From 19 February, 1942, until 2 January, 1945, at least 110,000 men, women, and children, 62% of them American citizens, were forcibly removed from their homes, farms, and jobs and relocated in primitive camps like Manzanar.
No charges were brought or proven against any of them. The Supreme Court did eventually rule the incarceration illegal, but not until the case of Ex Parte Endo on December 18, 1944. It is an irony of the current political situation in America that it took a liberal Democratic President, Franklin Roosevelt, to commit the crime and, 46 years later, a conservative Republican President, Ronald Reagan, to apologize for it and issue reparations.
Like most judicial crimes in American history, this one was committed haphazardly. In Hawaii with its 30% Japanese population, only a handful of suspects were detained. The frenzy in California came as much from economic motives as anything—farmers and merchants denouncing competitors, real estate speculators scooping up entire communities like Palos Verdes in Los Angeles County.
There was little of the viciousness uncovered in 1945 by victorious American troops at places like Dachau and across the Pacific, but conditions were never better than harsh. And it is an irony of the war that these camps—along with Native American reservations and African-American and Latino ghettoes—produced some of the most valorous and highly decorated soldiers for a country that had failed them so miserably.
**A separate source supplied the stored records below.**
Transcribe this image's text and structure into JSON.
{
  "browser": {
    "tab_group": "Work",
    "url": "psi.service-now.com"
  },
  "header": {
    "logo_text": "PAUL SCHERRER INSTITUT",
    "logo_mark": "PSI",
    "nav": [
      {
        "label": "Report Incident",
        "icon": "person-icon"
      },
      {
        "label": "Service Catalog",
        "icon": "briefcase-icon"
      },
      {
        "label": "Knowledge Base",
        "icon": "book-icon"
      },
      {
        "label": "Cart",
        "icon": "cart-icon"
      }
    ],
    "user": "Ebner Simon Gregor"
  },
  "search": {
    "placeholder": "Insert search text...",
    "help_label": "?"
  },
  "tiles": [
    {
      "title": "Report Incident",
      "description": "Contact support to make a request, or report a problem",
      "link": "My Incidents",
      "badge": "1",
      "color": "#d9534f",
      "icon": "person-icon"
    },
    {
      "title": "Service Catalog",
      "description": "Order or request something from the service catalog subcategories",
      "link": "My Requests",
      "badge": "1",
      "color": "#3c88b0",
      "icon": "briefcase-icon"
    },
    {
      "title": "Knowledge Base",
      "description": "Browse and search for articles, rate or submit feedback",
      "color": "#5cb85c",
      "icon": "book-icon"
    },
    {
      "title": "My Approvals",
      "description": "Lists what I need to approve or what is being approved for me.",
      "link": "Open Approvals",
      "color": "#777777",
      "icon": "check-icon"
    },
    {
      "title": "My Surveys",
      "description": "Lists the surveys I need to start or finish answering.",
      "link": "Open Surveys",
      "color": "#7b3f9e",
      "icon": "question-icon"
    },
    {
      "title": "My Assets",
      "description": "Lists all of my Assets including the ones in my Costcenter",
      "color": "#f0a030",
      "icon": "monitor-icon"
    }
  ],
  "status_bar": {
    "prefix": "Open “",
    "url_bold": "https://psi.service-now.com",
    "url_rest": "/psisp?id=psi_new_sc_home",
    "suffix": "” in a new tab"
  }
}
Anyway, this is what an ethnic round-up looks like in America. If there is a quiet dignity about the place today, it’s a testament to the loyalty, humility, and perseverance of the incarcerees. Those qualities make all the current bluster we’re hearing just a little tinier and more pathetic than it already is.